**WHAT THE EXERCISE ASKS**
What lines below contain the string "Rules"? List them all.

**EXERCISE INPUT**
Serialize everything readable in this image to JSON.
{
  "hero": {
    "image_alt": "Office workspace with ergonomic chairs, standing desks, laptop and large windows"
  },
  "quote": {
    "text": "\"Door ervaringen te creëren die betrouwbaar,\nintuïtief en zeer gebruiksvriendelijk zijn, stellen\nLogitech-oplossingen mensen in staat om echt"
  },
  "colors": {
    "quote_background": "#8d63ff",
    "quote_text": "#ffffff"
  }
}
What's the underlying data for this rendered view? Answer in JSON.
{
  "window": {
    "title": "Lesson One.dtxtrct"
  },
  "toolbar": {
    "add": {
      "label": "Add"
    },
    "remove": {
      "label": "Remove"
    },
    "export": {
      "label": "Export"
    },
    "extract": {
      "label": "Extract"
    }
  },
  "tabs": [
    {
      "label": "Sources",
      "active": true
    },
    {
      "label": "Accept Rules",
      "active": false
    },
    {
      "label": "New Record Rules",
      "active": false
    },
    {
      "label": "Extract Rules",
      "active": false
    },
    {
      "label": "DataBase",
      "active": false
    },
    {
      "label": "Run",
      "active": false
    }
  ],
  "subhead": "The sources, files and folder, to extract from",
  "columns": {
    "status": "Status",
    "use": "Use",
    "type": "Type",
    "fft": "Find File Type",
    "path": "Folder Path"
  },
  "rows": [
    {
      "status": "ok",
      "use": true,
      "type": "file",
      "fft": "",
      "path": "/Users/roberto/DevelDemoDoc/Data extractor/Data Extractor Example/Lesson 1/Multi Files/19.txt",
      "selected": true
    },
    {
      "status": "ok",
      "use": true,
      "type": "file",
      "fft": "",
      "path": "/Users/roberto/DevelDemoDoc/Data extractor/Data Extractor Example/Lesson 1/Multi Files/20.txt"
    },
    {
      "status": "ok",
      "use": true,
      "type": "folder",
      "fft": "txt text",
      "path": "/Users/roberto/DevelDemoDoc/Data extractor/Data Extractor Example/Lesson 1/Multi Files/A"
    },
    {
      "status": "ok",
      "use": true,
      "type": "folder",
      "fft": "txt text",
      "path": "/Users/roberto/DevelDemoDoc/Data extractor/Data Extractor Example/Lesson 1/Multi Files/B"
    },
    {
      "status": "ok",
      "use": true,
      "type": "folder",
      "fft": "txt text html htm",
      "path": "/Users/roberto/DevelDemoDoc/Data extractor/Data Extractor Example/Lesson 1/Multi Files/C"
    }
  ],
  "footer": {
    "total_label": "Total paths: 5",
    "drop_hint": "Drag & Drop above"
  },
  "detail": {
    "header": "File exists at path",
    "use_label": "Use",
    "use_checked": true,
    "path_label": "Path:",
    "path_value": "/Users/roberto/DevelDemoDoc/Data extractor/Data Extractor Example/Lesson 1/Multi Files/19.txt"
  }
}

**TASK ANSWER**
      "label": "Accept Rules",
      "label": "New Record Rules",
      "label": "Extract Rules",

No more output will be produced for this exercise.